(Supplied information Opens)
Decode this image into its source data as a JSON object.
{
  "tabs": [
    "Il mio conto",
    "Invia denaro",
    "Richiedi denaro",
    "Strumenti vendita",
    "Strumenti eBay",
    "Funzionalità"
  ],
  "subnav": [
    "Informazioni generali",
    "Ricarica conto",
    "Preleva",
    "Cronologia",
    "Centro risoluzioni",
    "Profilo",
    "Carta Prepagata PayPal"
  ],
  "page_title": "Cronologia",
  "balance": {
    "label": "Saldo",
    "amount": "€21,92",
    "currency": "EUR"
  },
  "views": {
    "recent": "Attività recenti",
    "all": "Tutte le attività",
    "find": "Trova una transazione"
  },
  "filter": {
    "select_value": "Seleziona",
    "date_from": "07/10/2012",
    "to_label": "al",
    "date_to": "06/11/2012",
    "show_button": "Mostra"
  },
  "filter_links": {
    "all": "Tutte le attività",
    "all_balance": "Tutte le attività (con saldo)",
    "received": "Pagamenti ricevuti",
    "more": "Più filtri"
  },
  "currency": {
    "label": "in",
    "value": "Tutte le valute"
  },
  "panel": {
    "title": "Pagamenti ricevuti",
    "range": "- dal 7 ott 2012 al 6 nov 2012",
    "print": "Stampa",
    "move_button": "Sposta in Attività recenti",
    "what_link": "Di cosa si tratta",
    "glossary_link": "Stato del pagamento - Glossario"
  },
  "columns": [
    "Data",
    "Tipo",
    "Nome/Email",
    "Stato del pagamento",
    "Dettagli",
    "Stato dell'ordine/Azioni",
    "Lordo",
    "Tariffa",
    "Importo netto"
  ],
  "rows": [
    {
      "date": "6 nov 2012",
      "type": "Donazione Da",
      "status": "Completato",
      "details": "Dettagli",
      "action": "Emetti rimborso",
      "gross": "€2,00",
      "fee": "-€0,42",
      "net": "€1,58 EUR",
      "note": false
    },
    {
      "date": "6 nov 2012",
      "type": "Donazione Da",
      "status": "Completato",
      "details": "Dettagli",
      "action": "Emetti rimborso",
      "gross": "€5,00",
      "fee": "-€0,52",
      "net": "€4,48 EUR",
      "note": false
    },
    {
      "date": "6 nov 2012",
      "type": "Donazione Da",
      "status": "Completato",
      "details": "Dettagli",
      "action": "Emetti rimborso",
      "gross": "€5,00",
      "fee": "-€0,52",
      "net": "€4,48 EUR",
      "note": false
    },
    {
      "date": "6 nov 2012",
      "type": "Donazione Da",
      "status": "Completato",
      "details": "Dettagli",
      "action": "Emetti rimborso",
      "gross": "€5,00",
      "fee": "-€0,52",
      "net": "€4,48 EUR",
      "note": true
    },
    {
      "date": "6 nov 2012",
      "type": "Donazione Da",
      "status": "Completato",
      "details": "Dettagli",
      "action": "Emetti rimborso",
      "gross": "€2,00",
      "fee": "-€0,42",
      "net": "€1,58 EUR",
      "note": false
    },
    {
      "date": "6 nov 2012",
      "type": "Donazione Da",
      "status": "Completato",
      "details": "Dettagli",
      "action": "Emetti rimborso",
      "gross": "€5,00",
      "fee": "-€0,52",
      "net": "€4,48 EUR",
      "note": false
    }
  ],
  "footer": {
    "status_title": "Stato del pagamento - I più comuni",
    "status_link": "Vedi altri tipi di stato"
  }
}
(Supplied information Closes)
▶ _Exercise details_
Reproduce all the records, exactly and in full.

▶ _Written response_
Decode this image into its source data as a JSON object.
{
  "tabs": [
    "Il mio conto",
    "Invia denaro",
    "Richiedi denaro",
    "Strumenti vendita",
    "Strumenti eBay",
    "Funzionalità"
  ],
  "subnav": [
    "Informazioni generali",
    "Ricarica conto",
    "Preleva",
    "Cronologia",
    "Centro risoluzioni",
    "Profilo",
    "Carta Prepagata PayPal"
  ],
  "page_title": "Cronologia",
  "balance": {
    "label": "Saldo",
    "amount": "€21,92",
    "currency": "EUR"
  },
  "views": {
    "recent": "Attività recenti",
    "all": "Tutte le attività",
    "find": "Trova una transazione"
  },
  "filter": {
    "select_value": "Seleziona",
    "date_from": "07/10/2012",
    "to_label": "al",
    "date_to": "06/11/2012",
    "show_button": "Mostra"
  },
  "filter_links": {
    "all": "Tutte le attività",
    "all_balance": "Tutte le attività (con saldo)",
    "received": "Pagamenti ricevuti",
    "more": "Più filtri"
  },
  "currency": {
    "label": "in",
    "value": "Tutte le valute"
  },
  "panel": {
    "title": "Pagamenti ricevuti",
    "range": "- dal 7 ott 2012 al 6 nov 2012",
    "print": "Stampa",
    "move_button": "Sposta in Attività recenti",
    "what_link": "Di cosa si tratta",
    "glossary_link": "Stato del pagamento - Glossario"
  },
  "columns": [
    "Data",
    "Tipo",
    "Nome/Email",
    "Stato del pagamento",
    "Dettagli",
    "Stato dell'ordine/Azioni",
    "Lordo",
    "Tariffa",
    "Importo netto"
  ],
  "rows": [
    {
      "date": "6 nov 2012",
      "type": "Donazione Da",
      "status": "Completato",
      "details": "Dettagli",
      "action": "Emetti rimborso",
      "gross": "€2,00",
      "fee": "-€0,42",
      "net": "€1,58 EUR",
      "note": false
    },
    {
      "date": "6 nov 2012",
      "type": "Donazione Da",
      "status": "Completato",
      "details": "Dettagli",
      "action": "Emetti rimborso",
      "gross": "€5,00",
      "fee": "-€0,52",
      "net": "€4,48 EUR",
      "note": false
    },
    {
      "date": "6 nov 2012",
      "type": "Donazione Da",
      "status": "Completato",
      "details": "Dettagli",
      "action": "Emetti rimborso",
      "gross": "€5,00",
      "fee": "-€0,52",
      "net": "€4,48 EUR",
      "note": false
    },
    {
      "date": "6 nov 2012",
      "type": "Donazione Da",
      "status": "Completato",
      "details": "Dettagli",
      "action": "Emetti rimborso",
      "gross": "€5,00",
      "fee": "-€0,52",
      "net": "€4,48 EUR",
      "note": true
    },
    {
      "date": "6 nov 2012",
      "type": "Donazione Da",
      "status": "Completato",
      "details": "Dettagli",
      "action": "Emetti rimborso",
      "gross": "€2,00",
      "fee": "-€0,42",
      "net": "€1,58 EUR",
      "note": false
    },
    {
      "date": "6 nov 2012",
      "type": "Donazione Da",
      "status": "Completato",
      "details": "Dettagli",
      "action": "Emetti rimborso",
      "gross": "€5,00",
      "fee": "-€0,52",
      "net": "€4,48 EUR",
      "note": false
    }
  ],
  "footer": {
    "status_title": "Stato del pagamento - I più comuni",
    "status_link": "Vedi altri tipi di stato"
  }
}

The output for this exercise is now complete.